Meet das Handy – the German word for “mobile phone” or “cell phone.” It’s a false friend. One that makes me shake my head. First of all, in English “handy” is an adjective and that das and the capital “H” indicate that the German Handy is a noun. This means it behaves like “candy” or “party,” neither of which make sense when broken down into “stem + y” the way an adjective with this form would (even if, as in the case of “hand + y,” the derivation feels a bit forced). The fact that it is a noun in German also means it has a plural form, in this case it is one on the ones that was affected by spelling reform (more on this in future posts) – previously, you could write die Handies but now you have to write die Handys.
Next, although we do have the word “handset” in the world of communication devices, the word “handy” doesn’t bring to mind “handset” or even “hand held,” it brings to mind “useful” or “nice to have” or “convenient.” Yes, a phone that you can take with you is certainly “handy” but then so are so many things, for instance, the pocket tissues called “Handy-Andies.”
Finally, there is the issue of pronunciation. I want to say Handy the way I would say “handy” but that could get me looks almost as odd as if I asked for someone’s “*Handy number” in the US. Das Handy is [ˈhɛndi] and “handy” is [ˈhændi]. Thank goodness that the stress is on the same syllable at least, which cannot be said for Psychologie and “psychology” or Autorin and “author,” both of which I regularly stumble over when I try to talk about my professional life in German.

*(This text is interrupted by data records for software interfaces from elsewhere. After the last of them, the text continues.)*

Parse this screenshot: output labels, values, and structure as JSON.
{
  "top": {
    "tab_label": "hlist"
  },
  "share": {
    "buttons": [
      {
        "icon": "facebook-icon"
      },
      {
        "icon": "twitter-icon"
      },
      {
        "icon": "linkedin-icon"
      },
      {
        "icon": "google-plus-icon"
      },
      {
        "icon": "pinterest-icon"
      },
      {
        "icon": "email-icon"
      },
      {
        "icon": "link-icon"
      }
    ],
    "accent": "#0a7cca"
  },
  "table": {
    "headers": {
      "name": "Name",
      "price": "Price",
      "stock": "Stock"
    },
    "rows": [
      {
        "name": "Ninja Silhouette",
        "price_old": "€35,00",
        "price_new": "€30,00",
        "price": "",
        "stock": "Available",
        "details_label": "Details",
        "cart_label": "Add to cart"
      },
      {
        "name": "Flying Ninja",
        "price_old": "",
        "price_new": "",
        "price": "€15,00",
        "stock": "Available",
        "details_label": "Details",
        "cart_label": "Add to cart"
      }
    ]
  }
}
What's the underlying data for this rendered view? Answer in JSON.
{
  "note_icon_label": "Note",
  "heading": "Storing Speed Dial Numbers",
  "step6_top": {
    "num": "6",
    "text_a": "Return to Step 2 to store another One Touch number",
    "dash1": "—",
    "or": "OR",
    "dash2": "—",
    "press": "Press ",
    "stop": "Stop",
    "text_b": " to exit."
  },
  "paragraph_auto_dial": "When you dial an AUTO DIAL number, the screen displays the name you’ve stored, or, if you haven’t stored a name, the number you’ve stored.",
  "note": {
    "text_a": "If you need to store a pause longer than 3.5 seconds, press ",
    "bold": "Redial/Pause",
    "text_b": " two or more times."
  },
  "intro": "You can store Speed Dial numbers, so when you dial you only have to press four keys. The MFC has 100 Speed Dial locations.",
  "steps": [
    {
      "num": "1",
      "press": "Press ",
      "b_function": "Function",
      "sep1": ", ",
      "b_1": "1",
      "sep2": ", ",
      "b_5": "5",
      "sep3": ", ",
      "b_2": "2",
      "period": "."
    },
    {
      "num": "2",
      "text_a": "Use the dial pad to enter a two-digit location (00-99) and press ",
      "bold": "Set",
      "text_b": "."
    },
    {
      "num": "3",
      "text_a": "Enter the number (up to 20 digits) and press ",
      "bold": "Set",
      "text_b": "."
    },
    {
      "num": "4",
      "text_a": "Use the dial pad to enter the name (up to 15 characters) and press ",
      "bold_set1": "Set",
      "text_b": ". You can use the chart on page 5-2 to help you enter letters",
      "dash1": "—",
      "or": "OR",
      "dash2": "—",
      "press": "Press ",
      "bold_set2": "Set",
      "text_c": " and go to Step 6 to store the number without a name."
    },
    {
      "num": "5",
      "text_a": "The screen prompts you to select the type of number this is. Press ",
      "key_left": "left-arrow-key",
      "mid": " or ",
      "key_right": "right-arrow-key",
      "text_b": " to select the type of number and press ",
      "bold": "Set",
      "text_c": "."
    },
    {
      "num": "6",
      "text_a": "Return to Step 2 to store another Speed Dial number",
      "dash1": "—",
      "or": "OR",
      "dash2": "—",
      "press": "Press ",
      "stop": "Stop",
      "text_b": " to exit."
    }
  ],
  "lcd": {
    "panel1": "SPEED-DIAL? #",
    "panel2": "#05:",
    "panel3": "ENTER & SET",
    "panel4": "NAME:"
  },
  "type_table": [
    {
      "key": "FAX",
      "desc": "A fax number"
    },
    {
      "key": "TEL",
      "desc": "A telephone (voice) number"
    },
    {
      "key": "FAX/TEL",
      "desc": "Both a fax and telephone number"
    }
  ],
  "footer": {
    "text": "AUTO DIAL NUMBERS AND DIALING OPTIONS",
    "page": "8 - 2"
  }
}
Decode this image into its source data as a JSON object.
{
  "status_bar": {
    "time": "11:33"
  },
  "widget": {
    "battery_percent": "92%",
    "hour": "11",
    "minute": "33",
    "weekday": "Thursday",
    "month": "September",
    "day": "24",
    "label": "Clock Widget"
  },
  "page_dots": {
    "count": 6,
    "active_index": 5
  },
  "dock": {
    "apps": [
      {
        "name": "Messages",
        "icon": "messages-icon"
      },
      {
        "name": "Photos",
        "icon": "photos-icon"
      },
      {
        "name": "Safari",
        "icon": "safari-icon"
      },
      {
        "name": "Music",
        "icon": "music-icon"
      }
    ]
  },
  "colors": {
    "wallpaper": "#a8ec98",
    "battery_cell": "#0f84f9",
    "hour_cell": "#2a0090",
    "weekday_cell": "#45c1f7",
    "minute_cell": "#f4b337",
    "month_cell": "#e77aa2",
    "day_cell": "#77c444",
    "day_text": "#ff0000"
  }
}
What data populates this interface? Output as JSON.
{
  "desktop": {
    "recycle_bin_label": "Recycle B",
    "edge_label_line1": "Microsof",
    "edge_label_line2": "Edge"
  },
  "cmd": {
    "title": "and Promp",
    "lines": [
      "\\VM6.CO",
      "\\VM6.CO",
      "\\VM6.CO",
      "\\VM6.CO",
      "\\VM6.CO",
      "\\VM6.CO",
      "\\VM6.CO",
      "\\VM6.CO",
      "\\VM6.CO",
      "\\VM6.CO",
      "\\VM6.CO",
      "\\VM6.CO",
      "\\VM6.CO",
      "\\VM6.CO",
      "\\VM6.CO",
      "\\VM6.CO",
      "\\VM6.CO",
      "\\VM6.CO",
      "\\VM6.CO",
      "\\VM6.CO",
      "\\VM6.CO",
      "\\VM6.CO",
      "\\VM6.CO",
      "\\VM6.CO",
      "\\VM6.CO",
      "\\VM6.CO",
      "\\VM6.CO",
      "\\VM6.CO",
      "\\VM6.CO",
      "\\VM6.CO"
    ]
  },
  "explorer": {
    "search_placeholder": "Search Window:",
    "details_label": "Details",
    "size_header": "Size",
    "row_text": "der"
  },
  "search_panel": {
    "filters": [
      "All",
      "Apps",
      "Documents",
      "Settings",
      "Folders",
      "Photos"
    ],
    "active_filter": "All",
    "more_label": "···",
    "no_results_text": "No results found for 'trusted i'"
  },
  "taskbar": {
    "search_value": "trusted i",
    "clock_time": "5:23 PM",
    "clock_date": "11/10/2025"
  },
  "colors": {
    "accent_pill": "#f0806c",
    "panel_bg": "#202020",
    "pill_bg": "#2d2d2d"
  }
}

Perhaps I should simply relax and take Handy as a back-handed compliment about the versatility of English?!